Post by denysjones on Jun 20, 2020 21:50:46 GMT 12
More Hudson news this week......
For a long time I've been pondering four mounting brackets that are on the rear face of the front shear beam of the wing where it comes through the fuselage and forms the boundary between the radio ops bay and the pilots' cockpit...what was mounted there was the question and of course seeing it was the radio bay what radio kit was the question. None of the Hudsons in NZ or AUS that I have had access to gave an answer, nor the manuals.
A few weeks ago we got a drop of materials and in it were a number of items painted in the characteristic Lockheed-Hudson green one of which was an equipment box of 6 relays. Studying it I looked at the rear face with four brackets on it with Lord shock mounts and the bell rang and light came on and so I offered it up to those long considered mounts and got a match.
As relays like this aren't part of the radio fit then the manuals revealed them to be part of the the controls for the oil cooler exit flap. There are two pairs of three relays, port and starboard, and in each of those a pair are for open and close of the flap and one for "dynamic brake", something still to be resolved.
However the Lord mounts were beyond redemption but easily replaced and so today the unit took its place.
It came complete with cable fitted but cut off and so now the question is where it ran to, best guess so far is to the major junction box which runs alongside the pilot above and slightly left of the top of the shear beam as you see in he first photo above....just another Hudson conumdrum!
apologies for the image quality in the workshop on a dull cold day
Last Edit: Jun 22, 2020 11:28:26 GMT 12 by denysjones
If you go back to page 12 and the installation of the upper accessory box on the Goblin, we, to quote the current vernacular, reached out to various associates to try and locate the corresponding lower item we also needed and one came up with a unit which had had a somewhat hard life out in the elements. This was very kindly transported to us by a resident of Heathcote Valley on a personal trip around the island on family business.
So we processed it through the usual strip, clean, prime and paint routine and the patient responded to the treatment admirably.
This week's work saw it appended to the Goblin and then the first accessory, the Lockheed hydraulic pump, which had followed it through the refurb workshop, took up residence.

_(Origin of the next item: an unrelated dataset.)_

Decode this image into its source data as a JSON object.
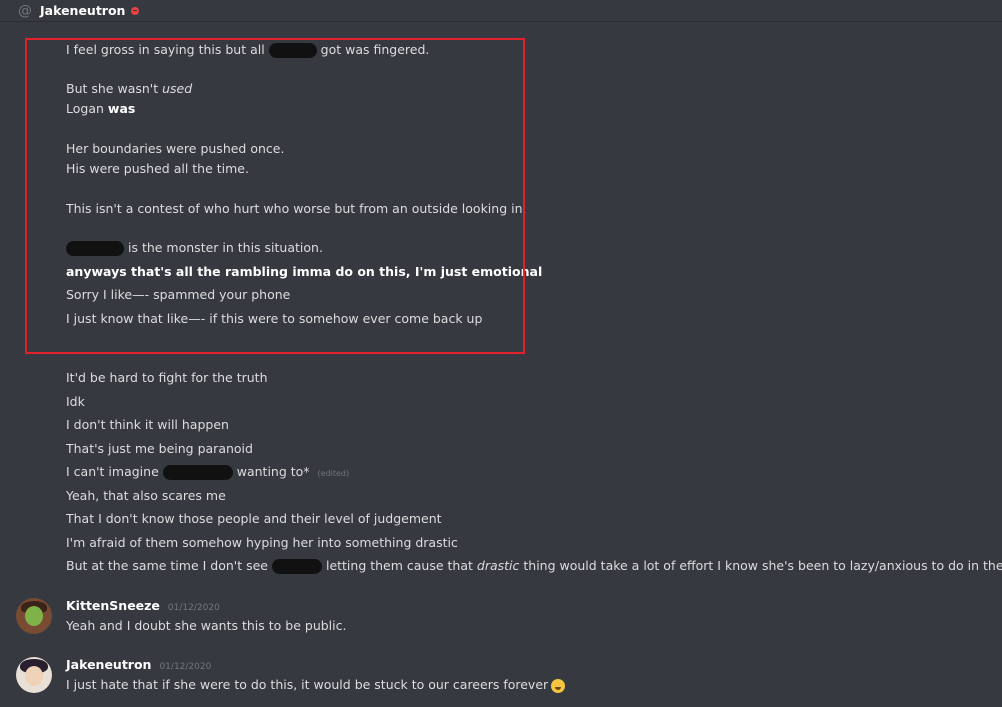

Next week's object is the starter motor which horizontally opposes the hyd pump.
We're in the market for the sump, which is the bottom-most case here, as other items hang off it....so as usual any one out there can help???
Last Edit: Jul 4, 2020 21:58:50 GMT 12 by denysjones

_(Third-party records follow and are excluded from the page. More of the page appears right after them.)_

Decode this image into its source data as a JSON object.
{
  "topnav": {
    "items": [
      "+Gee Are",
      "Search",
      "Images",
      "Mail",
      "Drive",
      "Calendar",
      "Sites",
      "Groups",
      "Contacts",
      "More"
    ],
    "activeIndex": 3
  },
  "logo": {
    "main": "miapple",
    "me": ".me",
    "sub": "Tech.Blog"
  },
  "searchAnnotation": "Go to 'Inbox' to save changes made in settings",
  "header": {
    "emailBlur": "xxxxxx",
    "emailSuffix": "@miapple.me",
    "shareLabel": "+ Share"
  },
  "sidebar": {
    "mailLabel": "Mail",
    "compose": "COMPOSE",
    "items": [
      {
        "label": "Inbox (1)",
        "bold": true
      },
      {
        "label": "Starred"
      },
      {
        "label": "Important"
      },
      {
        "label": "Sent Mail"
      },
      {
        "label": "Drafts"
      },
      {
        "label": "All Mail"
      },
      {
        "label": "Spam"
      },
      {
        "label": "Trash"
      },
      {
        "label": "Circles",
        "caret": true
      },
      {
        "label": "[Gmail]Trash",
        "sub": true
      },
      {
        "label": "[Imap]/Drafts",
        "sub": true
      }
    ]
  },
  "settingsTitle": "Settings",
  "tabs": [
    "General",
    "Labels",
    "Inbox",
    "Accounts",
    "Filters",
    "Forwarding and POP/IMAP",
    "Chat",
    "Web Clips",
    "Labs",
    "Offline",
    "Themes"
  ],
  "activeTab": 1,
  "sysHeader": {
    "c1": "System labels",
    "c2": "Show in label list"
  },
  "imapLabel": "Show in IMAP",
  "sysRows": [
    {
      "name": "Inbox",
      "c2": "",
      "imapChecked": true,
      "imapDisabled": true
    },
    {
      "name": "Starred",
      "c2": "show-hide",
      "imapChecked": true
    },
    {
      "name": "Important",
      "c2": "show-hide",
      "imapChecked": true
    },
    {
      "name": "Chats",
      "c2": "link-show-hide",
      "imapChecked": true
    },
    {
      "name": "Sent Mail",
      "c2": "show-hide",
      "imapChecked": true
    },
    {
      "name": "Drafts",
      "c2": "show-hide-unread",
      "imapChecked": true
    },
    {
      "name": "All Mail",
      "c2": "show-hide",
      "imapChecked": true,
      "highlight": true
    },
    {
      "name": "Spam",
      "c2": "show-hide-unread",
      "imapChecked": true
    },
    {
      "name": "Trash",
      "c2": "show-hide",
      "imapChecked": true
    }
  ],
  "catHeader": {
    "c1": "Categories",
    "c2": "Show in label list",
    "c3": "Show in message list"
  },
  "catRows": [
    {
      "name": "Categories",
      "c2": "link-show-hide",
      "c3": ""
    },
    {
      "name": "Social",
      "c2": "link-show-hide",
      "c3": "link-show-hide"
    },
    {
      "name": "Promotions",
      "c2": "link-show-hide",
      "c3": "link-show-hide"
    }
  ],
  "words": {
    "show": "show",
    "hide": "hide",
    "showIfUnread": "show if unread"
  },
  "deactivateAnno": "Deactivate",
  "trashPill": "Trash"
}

Post by denysjones on Jul 11, 2020 21:42:21 GMT 12
Well have to say sorry but got distracted from the Goblin starter this week due to lousy weather so reverted to another project easier to deal with at home.
We need to go back a tad in time to when we installed the radio fit through the Hudson but in the navigator/bombaimer we were missing one junction box so we used one we had available, perhaps even ex Harvard as shown here, the grey fellow in the centre of the three.
It was/is however too wide in plan and too thin in profile but had to do for the meantime.
In the last few weeks, amongst the recent bits acquired, including the relay box reported the other week,we got a rather bruised and battered junction box which turned out to be the real McCoy.
So after it has been straightened out and the interior dealt to it took over position today.
Now we have to cable it in.
When we installed the substitute we followed how other local restorations had dealt to this and so used a shielded cable from the box to the Bendix 3250 operator's unit. However this week when delving in the Erection and Repair manual we found a photo which shows the cable to have been a laced group of wires which tallied with the fact that newly acquired box had a rubber grommet in the top, and so Brother Angus, he of Mosquito wiring fame, is making up the required piece this week.
We also had to make a lid for the box but now made that can't go on until the cable ends terminate on the racks so installed.
So for now here things stand!
So a week of one step back but a big step forword.
Last Edit: Jul 11, 2020 21:49:12 GMT 12 by denysjones